• Task prompt: Return each line of the records below in which the string "Download" turns up.

(Beginning of The data)

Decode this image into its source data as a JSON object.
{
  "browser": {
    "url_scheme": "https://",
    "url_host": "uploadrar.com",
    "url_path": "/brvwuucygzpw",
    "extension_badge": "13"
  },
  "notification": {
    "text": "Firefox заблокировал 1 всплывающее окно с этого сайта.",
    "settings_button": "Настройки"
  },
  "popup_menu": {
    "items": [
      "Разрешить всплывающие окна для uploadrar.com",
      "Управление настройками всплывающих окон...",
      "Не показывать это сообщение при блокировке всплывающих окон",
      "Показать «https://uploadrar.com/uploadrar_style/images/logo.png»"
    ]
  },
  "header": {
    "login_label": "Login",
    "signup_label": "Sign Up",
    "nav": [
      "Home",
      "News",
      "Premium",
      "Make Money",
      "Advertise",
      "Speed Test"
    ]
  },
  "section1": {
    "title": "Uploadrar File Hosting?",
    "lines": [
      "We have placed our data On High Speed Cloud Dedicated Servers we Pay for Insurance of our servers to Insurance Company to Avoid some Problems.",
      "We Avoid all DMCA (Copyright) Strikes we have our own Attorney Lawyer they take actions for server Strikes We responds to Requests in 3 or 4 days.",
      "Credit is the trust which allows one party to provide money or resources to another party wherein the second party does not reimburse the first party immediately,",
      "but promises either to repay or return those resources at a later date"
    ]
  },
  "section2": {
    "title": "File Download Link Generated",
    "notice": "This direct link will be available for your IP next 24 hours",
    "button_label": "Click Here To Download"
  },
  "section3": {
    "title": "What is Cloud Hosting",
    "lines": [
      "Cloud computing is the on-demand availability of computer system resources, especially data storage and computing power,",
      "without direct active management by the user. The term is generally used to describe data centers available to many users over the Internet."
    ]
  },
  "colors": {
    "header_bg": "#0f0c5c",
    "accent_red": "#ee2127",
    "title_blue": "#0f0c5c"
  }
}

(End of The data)

• Solution for this problem:
    "title": "File Download Link Generated",
    "button_label": "Click Here To Download"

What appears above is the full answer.